**PROVIDED ENTRIES:**
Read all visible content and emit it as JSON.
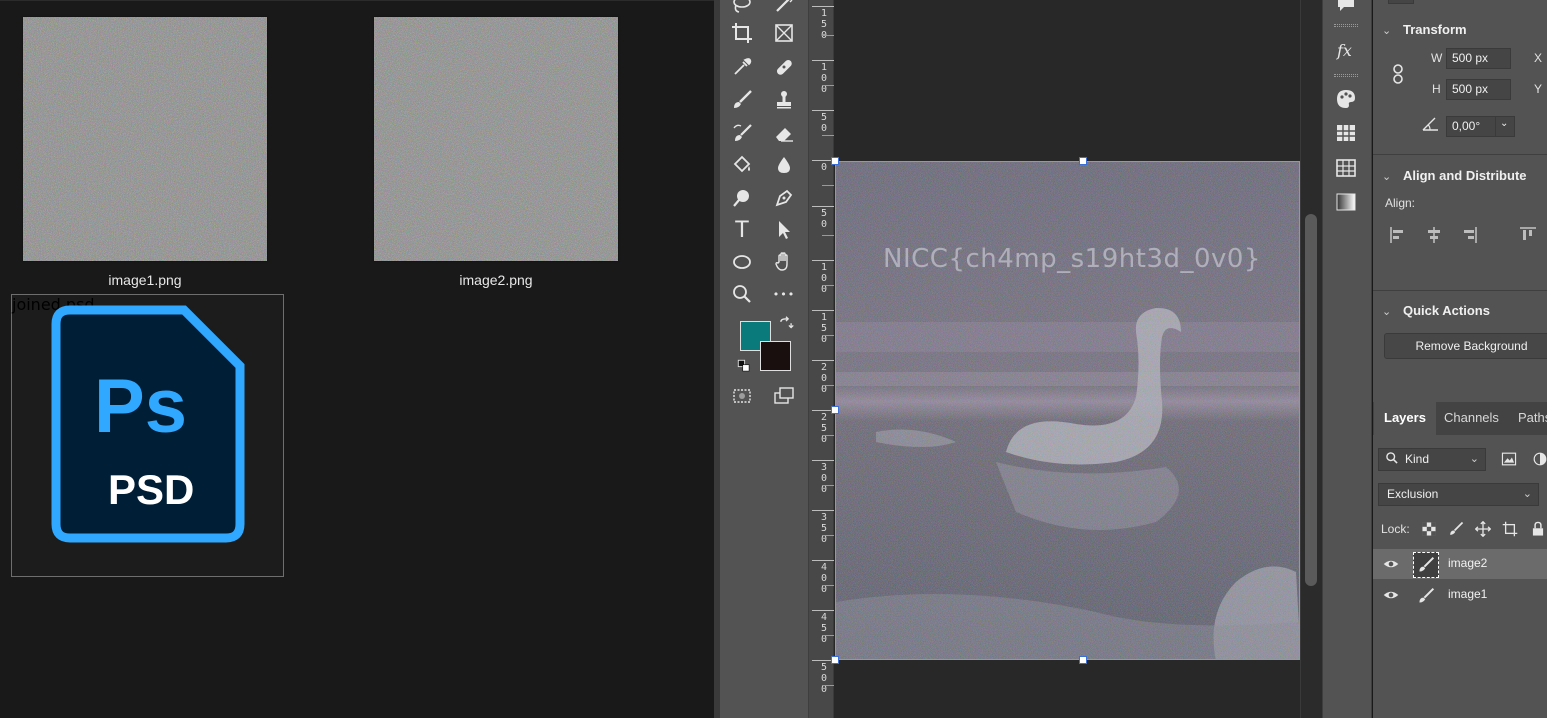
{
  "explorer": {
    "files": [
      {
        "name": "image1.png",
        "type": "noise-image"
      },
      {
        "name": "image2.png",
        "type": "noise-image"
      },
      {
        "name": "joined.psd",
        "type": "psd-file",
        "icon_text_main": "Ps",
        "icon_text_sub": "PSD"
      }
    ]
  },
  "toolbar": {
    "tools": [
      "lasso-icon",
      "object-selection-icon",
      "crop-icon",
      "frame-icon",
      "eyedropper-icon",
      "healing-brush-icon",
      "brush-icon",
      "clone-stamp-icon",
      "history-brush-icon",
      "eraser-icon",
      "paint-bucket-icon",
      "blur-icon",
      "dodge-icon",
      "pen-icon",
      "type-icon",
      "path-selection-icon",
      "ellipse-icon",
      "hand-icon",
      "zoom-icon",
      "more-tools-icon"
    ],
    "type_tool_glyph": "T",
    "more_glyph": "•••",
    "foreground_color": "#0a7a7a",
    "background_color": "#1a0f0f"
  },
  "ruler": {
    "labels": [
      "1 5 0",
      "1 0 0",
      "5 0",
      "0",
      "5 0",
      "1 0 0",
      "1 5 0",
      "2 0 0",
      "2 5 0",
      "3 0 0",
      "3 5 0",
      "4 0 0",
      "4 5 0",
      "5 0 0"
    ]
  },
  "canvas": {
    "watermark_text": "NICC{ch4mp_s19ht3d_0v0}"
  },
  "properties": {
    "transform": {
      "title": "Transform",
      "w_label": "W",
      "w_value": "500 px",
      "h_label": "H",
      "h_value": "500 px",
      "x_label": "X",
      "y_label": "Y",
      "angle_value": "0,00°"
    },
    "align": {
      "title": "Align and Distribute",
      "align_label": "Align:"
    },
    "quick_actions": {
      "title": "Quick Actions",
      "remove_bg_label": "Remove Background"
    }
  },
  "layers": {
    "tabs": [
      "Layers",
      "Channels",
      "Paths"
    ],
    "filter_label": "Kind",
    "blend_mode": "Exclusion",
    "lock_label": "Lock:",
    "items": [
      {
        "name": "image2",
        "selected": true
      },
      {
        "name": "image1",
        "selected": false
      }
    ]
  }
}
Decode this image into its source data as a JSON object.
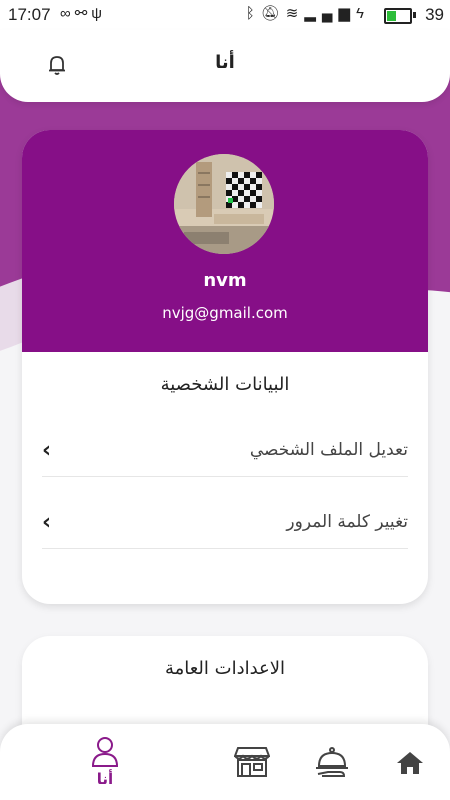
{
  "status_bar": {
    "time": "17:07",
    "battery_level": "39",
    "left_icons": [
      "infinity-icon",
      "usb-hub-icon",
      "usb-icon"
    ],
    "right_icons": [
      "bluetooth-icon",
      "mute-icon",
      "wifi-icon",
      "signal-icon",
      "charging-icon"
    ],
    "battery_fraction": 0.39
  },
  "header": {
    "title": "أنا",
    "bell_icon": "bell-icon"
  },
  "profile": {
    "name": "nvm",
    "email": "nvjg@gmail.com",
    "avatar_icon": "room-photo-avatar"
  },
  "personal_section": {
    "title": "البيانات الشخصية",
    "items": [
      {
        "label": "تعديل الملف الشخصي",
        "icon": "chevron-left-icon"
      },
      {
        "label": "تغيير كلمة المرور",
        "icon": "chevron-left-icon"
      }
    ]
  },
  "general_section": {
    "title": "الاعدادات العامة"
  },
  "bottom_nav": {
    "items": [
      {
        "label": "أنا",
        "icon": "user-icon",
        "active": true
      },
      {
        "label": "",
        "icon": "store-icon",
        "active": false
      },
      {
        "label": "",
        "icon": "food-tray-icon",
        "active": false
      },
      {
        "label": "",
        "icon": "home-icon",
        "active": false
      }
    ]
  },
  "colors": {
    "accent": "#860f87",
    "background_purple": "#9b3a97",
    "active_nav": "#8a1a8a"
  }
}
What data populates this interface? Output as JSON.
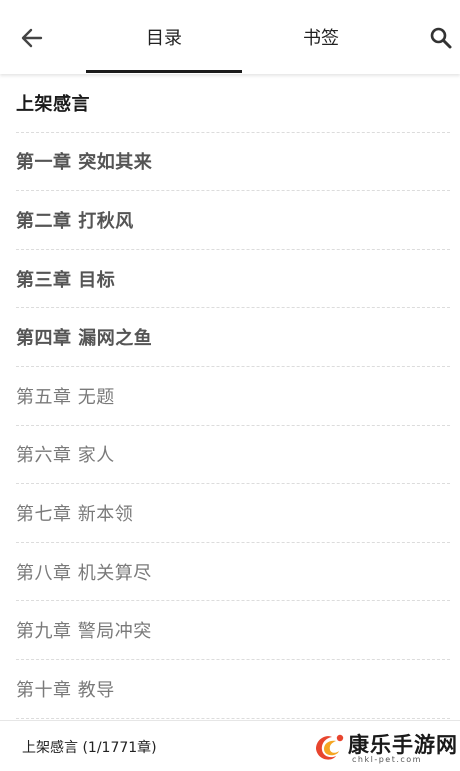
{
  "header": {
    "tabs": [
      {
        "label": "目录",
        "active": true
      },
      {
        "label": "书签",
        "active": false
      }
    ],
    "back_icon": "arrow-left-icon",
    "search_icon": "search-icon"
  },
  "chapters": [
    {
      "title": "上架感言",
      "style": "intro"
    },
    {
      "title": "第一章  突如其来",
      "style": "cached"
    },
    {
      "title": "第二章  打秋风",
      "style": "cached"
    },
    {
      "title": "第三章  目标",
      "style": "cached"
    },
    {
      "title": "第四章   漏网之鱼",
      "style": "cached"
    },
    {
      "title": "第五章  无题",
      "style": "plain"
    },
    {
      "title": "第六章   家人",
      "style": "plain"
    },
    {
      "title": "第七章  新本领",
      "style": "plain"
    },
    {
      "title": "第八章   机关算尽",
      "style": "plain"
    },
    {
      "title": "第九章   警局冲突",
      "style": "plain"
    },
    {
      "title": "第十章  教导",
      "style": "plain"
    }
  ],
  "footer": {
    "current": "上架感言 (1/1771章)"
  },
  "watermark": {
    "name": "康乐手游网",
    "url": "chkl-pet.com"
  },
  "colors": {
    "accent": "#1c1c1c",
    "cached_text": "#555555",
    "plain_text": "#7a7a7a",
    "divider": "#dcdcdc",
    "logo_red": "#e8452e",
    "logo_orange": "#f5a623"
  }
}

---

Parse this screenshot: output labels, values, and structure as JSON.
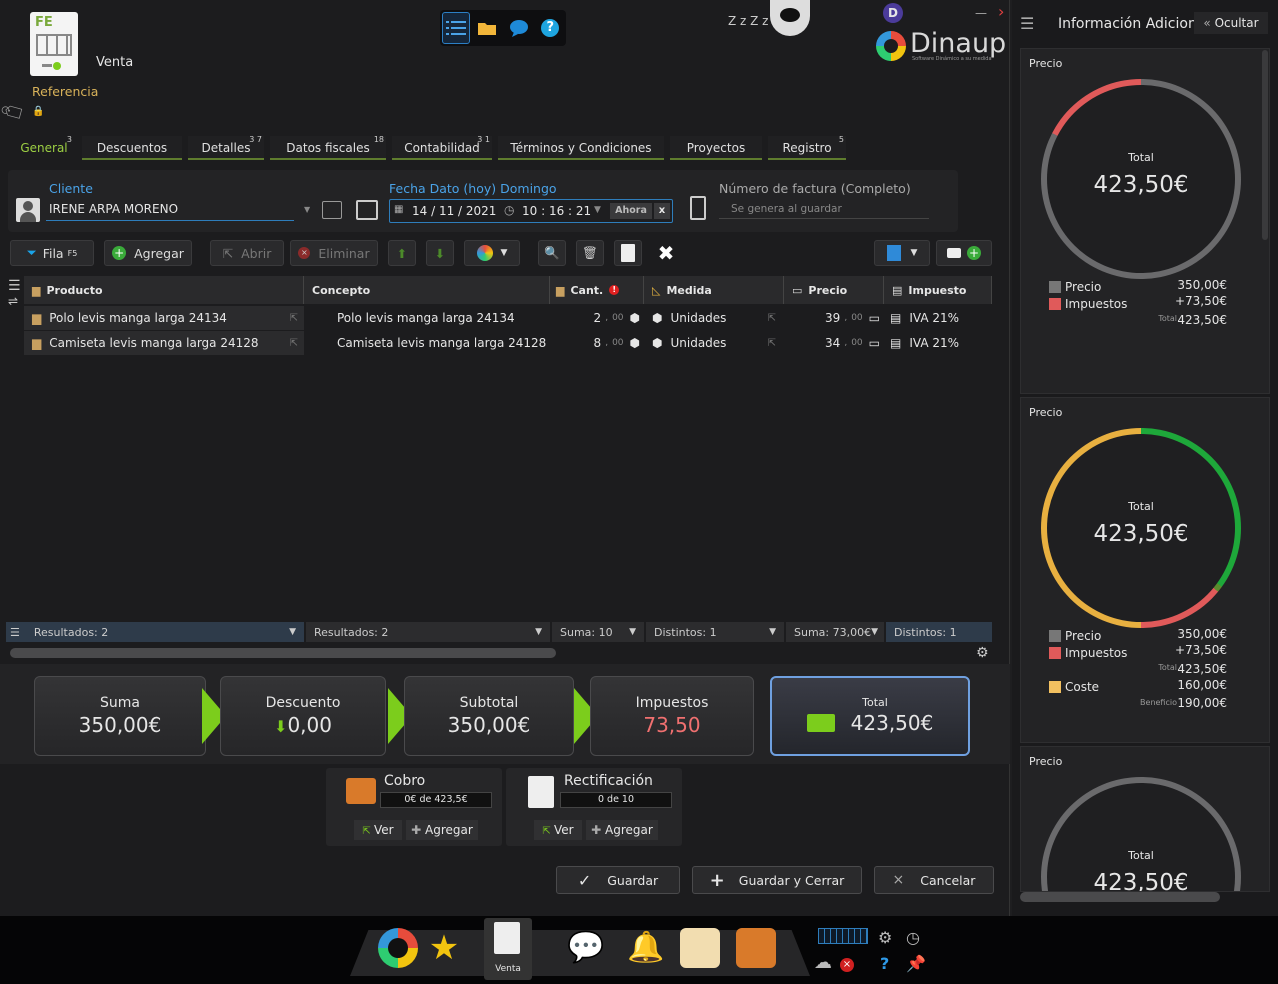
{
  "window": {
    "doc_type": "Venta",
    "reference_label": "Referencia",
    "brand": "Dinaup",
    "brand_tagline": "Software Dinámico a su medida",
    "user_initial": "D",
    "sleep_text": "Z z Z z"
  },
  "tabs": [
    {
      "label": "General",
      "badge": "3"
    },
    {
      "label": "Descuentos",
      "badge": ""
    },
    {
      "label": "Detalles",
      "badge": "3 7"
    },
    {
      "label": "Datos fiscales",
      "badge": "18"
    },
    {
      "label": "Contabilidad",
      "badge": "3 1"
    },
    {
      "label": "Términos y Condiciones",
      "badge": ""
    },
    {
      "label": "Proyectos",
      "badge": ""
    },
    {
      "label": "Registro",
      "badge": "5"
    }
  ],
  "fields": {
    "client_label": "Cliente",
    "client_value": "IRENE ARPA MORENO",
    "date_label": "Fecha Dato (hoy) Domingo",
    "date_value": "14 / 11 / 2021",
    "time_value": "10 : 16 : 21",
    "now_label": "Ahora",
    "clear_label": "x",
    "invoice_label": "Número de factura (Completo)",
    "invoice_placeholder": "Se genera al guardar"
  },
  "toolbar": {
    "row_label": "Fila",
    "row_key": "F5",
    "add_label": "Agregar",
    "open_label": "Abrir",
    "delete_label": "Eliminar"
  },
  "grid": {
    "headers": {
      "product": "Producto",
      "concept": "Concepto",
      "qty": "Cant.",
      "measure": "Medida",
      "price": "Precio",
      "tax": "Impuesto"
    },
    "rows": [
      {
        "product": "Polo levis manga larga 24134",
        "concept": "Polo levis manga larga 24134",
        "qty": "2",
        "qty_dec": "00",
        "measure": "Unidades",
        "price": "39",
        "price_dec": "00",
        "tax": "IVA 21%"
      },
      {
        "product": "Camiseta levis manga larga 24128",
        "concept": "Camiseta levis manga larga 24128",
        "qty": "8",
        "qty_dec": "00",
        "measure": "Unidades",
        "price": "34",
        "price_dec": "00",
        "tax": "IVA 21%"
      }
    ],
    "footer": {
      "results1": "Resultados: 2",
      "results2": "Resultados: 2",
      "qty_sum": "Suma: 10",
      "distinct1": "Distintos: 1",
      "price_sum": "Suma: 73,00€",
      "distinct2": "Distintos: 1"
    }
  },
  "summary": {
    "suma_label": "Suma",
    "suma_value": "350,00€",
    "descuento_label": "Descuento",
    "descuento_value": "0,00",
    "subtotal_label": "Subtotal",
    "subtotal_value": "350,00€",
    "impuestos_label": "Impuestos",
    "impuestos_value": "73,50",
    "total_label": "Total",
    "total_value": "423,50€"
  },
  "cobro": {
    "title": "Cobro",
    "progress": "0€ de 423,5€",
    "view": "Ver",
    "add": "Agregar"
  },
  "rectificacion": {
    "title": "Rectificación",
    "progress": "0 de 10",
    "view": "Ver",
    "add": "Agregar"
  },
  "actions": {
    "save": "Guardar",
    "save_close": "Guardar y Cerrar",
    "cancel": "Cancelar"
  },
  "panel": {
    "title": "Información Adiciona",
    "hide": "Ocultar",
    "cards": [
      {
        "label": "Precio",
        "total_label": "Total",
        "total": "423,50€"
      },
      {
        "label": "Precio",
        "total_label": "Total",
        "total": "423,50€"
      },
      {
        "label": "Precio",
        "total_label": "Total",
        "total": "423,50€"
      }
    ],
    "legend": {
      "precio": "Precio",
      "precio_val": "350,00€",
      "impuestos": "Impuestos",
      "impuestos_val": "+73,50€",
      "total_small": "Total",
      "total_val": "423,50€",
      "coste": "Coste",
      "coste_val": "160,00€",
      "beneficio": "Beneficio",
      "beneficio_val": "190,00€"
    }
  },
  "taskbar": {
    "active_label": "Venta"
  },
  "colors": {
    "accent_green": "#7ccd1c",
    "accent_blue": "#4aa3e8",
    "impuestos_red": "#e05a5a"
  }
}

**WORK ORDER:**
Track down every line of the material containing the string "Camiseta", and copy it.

**RESPONSE TO THE EXERCISE:**
        "product": "Camiseta levis manga larga 24128",
        "concept": "Camiseta levis manga larga 24128",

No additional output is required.